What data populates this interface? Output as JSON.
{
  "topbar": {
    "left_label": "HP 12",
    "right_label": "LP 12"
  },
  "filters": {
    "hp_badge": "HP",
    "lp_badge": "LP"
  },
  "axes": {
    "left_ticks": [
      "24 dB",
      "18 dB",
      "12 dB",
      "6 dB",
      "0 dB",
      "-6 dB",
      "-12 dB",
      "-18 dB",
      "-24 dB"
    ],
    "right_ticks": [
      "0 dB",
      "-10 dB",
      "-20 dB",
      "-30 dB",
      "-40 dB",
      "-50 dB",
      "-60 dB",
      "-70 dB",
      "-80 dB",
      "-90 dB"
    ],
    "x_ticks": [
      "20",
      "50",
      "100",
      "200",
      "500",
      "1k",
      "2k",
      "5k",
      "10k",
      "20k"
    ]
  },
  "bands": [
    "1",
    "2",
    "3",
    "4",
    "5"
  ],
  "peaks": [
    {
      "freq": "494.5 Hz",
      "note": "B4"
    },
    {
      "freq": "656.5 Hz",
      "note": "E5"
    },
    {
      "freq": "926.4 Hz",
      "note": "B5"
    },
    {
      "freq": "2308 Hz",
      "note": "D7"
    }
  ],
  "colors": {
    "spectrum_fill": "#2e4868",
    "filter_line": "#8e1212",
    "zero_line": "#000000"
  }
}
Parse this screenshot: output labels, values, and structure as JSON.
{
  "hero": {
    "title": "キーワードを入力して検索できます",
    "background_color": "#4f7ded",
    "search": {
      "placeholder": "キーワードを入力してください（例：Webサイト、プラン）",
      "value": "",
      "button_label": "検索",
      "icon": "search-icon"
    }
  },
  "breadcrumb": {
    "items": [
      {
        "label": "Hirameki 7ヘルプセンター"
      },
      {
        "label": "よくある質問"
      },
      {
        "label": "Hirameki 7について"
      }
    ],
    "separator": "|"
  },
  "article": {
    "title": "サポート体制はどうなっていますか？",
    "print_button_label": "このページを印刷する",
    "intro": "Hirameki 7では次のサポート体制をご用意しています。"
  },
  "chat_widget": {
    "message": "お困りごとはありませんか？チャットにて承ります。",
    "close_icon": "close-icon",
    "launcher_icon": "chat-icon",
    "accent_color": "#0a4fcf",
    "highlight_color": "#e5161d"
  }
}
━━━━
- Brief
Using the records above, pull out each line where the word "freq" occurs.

- Your solution
      "freq": "494.5 Hz",
      "freq": "656.5 Hz",
      "freq": "926.4 Hz",
      "freq": "2308 Hz",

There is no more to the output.